Bafut Council has subsequently established a new mission statement and Council Sustainable Development Plan that better encompasses the new ecovillage vision and specifies what the council wishes to achieve through it.

Bafut in popular culture[edit]

Bafut is famous for
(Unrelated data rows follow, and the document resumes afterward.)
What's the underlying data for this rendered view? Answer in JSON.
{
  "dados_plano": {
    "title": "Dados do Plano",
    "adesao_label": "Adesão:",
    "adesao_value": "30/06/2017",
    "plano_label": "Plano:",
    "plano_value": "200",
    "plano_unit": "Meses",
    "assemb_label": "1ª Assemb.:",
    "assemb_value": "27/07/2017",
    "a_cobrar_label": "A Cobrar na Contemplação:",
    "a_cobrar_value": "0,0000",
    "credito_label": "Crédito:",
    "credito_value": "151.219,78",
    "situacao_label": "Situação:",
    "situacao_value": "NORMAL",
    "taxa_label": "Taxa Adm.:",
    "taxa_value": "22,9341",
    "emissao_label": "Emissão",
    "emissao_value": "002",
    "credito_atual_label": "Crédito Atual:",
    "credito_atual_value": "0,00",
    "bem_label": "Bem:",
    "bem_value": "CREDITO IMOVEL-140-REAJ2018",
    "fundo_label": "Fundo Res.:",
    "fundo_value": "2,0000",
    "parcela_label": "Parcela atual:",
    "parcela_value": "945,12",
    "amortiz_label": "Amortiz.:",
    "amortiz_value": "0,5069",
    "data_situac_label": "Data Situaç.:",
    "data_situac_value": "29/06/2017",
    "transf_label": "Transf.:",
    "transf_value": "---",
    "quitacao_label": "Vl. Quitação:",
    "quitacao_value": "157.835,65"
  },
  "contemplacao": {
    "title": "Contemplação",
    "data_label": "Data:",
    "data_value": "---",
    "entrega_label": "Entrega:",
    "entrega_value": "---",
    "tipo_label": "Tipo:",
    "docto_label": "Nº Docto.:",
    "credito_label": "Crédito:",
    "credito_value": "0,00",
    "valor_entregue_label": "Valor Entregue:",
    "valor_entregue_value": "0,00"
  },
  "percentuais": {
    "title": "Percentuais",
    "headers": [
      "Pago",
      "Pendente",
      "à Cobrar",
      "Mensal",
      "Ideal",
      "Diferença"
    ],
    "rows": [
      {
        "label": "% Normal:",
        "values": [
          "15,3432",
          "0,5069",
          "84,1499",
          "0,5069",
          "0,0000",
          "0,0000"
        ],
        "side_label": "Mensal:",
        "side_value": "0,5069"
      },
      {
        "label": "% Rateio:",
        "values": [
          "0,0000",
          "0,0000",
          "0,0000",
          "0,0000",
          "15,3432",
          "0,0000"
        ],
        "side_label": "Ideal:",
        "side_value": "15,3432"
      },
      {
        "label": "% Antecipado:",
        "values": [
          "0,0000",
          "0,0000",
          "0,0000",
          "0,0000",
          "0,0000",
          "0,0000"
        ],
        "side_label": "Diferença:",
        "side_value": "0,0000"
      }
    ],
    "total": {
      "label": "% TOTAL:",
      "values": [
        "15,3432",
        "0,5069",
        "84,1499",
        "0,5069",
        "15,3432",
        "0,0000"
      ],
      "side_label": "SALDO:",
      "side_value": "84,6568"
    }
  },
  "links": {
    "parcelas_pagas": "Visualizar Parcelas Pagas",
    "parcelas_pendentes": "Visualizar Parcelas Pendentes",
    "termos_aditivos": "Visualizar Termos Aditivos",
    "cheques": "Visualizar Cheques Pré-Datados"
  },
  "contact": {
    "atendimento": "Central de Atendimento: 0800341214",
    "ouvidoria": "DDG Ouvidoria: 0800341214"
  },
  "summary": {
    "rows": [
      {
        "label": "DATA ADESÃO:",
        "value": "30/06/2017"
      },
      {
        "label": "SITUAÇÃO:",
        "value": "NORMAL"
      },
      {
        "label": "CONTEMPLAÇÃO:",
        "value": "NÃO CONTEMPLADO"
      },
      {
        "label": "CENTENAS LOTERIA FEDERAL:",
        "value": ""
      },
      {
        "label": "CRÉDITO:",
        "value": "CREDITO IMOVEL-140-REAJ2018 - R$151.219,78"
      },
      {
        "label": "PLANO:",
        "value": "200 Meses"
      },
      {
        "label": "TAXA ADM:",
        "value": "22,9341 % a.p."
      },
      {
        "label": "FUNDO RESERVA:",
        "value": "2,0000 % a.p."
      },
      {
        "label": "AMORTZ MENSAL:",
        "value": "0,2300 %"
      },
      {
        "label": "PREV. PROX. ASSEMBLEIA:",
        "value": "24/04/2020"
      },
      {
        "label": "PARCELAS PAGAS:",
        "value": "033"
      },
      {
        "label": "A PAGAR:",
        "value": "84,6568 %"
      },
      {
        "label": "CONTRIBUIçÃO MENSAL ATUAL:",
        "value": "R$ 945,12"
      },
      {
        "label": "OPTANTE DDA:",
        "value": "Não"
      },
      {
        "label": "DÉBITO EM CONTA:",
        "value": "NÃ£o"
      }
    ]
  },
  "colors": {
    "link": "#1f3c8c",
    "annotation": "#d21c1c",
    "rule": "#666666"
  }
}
  • Being the venue of the Annual Dance of the Fon (local chieftain) or the Abin e Mfor.
  • The location of the palace of the Fon of Bafut, the residential dwelling of the Fon and his wives and counsel which is now a UNESCO World Heritage Centre and houses a museum. (see Fon of Bafut for a section on the Palace of the Fon)
  • Better World Cameroon's Ndanifor Permaculture Ecovillage Demonstration Land Trust in Bawum is a major contributor to the operations of the Bafut Ecovillage Vision 2020 working with the aim of reconnecting Bafut Youth to their cultural heritage.Also with the goal of striking a balance between economic, social and environmental needs.
  • Bafut Council-Better World Cameroon joined Action in Ecovillage Vision 2020 is to actively promote culture, indigenous knowledge systems related to soil fertility, providing rehabilitation and long term care to plants and animals through a climate campaign. Better World Cameroon works closely with the Cameroon government and Global Ecovillage Network Africa to protect natural heritage sites through Permaculture Education and Social support. Since 2000 Better World Cameroon has adopted Bafut and devoted to transitioning it to resilience. Bafut Permaculture Ecovillage as support structure for implementing Bafut Ecovision 2020 and the Sustainable Development Goals in Cameroon envisions Bafut as a centre for international partnerships.
  • The nearby location of the botanical garden of Savanna Botanic Gardens, which noted naturalist Ngwa Che Francis helped plan, is located near the town.
  • The presence of the Bafut market, which is a very vibrant one in the area, occurring every eight days, selling fruits, spices, vegetables, meat and animals.

The town of Bafut is probably best remembered as the place where the famous naturalist Gerald Durrell came on two animal-collecting expeditions in 1949 and 1957. Durrell wrote two accounts - The Bafut Beagles and A Zoo in My Luggage - on his travels in Bafut, and created a mini-TV series, To Bafut with Beagles.

See also[edit]

References[edit]

Further reading[edit]

  • Michael Tabuwé Aletum; Political conflicts within the traditional and the modern institutions: A case study of the Bafut-Cameroon; Vander Pub., 1973
  • R. K. Engard; Myth and political economy in Bafut (Cameroon)- the structural history of an African kingdom; Paideuma, Vol. 34, pp. 49 – 89; 1988
  • R. K. Engard; Dance and power in Bafut (Cameroon), Creativity of power: Cosmology and action in African societies, ed. W. Arens and Ivan Karp, Smithsonian Institution Press; 1989

Coordinates: 6°05′N 10°06′E / 6.083°N 10.100°E / 6.083; 10.100